“It is. And it is an island in Greece. Or in this case it is a settlement in Nunavut, Canada.”
He frowned. “I've never heard of it.”
Tess took a sip of her coffee as she leaned against the back wall. “Few ever have. Its name is metaphorical of an ancient city in Homer's The Odyssey. Are you familiar with it?”
Glade nodded. “Vaguely.”
“The main character of the poem is named Odysseus, King of Ithaca. His defining attributes were intelligence and perseverance, as it took him ten years to return to his homeland after the fall of Troy. His journey is the metaphor of the modern day settlement of Ithaca,” she smiled distantly, “it is the place to return to, no matter how harrowing the trip.”
He thought that over. A place to return to. It seemed that everything she gave him was metaphor for something else. Under normal circumstances he would have decided she was being uncooperative and sent her to jail. After all, she had given him more than enough evidence to hold her until the District Attorney put a case together. So far the story had little to do with his investigation, but he felt that she was hinting at something he needed to know.
“What did you mean when you said your uncle had to take you to Ithaca? If he had to do it, someone or something was making him do it.”
The smile she gave told him she had been expecting the question. “Precisely,” She set her cup down and returned to her chair. “In this case it was a something, not a someone. A moral code demanded he bring me there.”
“So you had no choice in the matter.”
“The choice would come later. I was simply being presented an opportunity.”
He weighed that for a moment while watching the steam rise from his cup. “What moral code was guiding him?”
This time she was the one who took a moment to consider her words. “Aftos pou ginetai to provato ton troei o lykos.”
“What does that mean?”
“He who becomes the sheep is eaten by the wolf.”
Silence followed for a time. “That was the opportunity?
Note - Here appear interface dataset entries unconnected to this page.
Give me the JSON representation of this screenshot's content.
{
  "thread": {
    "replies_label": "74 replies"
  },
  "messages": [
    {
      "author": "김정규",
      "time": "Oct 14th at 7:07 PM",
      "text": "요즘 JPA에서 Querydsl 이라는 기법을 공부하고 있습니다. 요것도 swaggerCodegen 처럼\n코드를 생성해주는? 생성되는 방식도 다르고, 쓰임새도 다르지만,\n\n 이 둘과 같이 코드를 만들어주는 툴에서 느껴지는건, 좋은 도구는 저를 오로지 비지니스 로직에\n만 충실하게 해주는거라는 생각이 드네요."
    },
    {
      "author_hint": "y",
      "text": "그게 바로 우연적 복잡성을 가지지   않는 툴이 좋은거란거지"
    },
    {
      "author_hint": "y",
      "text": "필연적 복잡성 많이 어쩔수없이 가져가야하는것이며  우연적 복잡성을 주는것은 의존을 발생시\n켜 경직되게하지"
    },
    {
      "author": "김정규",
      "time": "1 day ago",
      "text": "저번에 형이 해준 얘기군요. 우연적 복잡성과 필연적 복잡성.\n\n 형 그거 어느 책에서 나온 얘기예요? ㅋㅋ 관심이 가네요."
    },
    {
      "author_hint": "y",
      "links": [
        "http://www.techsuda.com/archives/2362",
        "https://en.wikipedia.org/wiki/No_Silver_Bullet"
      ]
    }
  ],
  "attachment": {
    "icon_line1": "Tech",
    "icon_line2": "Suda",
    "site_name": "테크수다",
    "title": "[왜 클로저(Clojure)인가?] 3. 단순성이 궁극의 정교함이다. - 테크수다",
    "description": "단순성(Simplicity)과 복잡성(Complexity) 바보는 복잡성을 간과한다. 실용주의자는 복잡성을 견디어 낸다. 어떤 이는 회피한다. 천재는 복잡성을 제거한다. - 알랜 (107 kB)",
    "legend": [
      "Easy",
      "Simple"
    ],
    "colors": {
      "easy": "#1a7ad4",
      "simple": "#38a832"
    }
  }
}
To become a sheep or a wolf?”
Tess only watched him.
He nodded as he tried to work it out in his head. “So the trip was for you, not for your uncle. Jory, you said his name was. What is it that he did for work?”
“Well, in not so many words,” she hesitated, “he killed people.”
Glade choked on his coffee.